WHAT TO PRODUCE:
The listing that follows should be copied in full, exactly as written.

GIVEN RECORDS:
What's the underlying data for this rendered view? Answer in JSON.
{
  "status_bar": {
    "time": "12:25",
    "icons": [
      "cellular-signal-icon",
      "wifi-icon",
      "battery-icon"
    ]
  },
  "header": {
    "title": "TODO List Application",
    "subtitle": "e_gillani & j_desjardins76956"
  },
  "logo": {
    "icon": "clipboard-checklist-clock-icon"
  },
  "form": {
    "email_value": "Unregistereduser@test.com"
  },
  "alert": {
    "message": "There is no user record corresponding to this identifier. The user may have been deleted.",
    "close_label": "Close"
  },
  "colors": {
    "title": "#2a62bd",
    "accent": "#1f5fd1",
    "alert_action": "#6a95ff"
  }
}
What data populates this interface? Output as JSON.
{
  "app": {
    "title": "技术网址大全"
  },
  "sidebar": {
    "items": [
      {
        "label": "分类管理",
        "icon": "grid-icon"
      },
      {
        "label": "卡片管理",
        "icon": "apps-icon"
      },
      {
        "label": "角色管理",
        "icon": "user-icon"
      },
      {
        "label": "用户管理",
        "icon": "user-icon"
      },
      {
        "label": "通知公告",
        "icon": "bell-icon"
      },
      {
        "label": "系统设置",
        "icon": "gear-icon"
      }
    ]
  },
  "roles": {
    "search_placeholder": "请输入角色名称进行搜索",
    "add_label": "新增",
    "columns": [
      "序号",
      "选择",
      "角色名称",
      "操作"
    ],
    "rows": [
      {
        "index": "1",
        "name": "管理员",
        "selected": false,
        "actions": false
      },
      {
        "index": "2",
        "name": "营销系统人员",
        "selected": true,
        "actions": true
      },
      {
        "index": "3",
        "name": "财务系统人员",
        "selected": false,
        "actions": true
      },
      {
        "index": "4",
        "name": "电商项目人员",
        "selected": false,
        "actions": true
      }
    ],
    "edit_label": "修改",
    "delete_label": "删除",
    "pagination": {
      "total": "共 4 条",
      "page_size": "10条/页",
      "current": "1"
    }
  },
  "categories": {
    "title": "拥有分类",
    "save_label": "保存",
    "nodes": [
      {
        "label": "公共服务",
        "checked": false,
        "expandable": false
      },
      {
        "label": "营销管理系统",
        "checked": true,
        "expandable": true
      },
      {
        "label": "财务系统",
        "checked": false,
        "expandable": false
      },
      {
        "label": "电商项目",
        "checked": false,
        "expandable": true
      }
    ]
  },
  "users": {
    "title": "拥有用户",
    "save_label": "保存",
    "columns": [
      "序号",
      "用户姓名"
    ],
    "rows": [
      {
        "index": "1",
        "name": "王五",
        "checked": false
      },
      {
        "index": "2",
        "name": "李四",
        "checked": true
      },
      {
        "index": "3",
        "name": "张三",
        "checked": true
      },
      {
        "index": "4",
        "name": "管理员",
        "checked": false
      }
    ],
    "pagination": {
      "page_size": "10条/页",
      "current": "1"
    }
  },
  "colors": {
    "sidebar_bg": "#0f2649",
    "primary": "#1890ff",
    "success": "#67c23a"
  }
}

EXERCISE RESPONSE:
What's the underlying data for this rendered view? Answer in JSON.
{
  "status_bar": {
    "time": "12:25",
    "icons": [
      "cellular-signal-icon",
      "wifi-icon",
      "battery-icon"
    ]
  },
  "header": {
    "title": "TODO List Application",
    "subtitle": "e_gillani & j_desjardins76956"
  },
  "logo": {
    "icon": "clipboard-checklist-clock-icon"
  },
  "form": {
    "email_value": "Unregistereduser@test.com"
  },
  "alert": {
    "message": "There is no user record corresponding to this identifier. The user may have been deleted.",
    "close_label": "Close"
  },
  "colors": {
    "title": "#2a62bd",
    "accent": "#1f5fd1",
    "alert_action": "#6a95ff"
  }
}
What data populates this interface? Output as JSON.
{
  "app": {
    "title": "技术网址大全"
  },
  "sidebar": {
    "items": [
      {
        "label": "分类管理",
        "icon": "grid-icon"
      },
      {
        "label": "卡片管理",
        "icon": "apps-icon"
      },
      {
        "label": "角色管理",
        "icon": "user-icon"
      },
      {
        "label": "用户管理",
        "icon": "user-icon"
      },
      {
        "label": "通知公告",
        "icon": "bell-icon"
      },
      {
        "label": "系统设置",
        "icon": "gear-icon"
      }
    ]
  },
  "roles": {
    "search_placeholder": "请输入角色名称进行搜索",
    "add_label": "新增",
    "columns": [
      "序号",
      "选择",
      "角色名称",
      "操作"
    ],
    "rows": [
      {
        "index": "1",
        "name": "管理员",
        "selected": false,
        "actions": false
      },
      {
        "index": "2",
        "name": "营销系统人员",
        "selected": true,
        "actions": true
      },
      {
        "index": "3",
        "name": "财务系统人员",
        "selected": false,
        "actions": true
      },
      {
        "index": "4",
        "name": "电商项目人员",
        "selected": false,
        "actions": true
      }
    ],
    "edit_label": "修改",
    "delete_label": "删除",
    "pagination": {
      "total": "共 4 条",
      "page_size": "10条/页",
      "current": "1"
    }
  },
  "categories": {
    "title": "拥有分类",
    "save_label": "保存",
    "nodes": [
      {
        "label": "公共服务",
        "checked": false,
        "expandable": false
      },
      {
        "label": "营销管理系统",
        "checked": true,
        "expandable": true
      },
      {
        "label": "财务系统",
        "checked": false,
        "expandable": false
      },
      {
        "label": "电商项目",
        "checked": false,
        "expandable": true
      }
    ]
  },
  "users": {
    "title": "拥有用户",
    "save_label": "保存",
    "columns": [
      "序号",
      "用户姓名"
    ],
    "rows": [
      {
        "index": "1",
        "name": "王五",
        "checked": false
      },
      {
        "index": "2",
        "name": "李四",
        "checked": true
      },
      {
        "index": "3",
        "name": "张三",
        "checked": true
      },
      {
        "index": "4",
        "name": "管理员",
        "checked": false
      }
    ],
    "pagination": {
      "page_size": "10条/页",
      "current": "1"
    }
  },
  "colors": {
    "sidebar_bg": "#0f2649",
    "primary": "#1890ff",
    "success": "#67c23a"
  }
}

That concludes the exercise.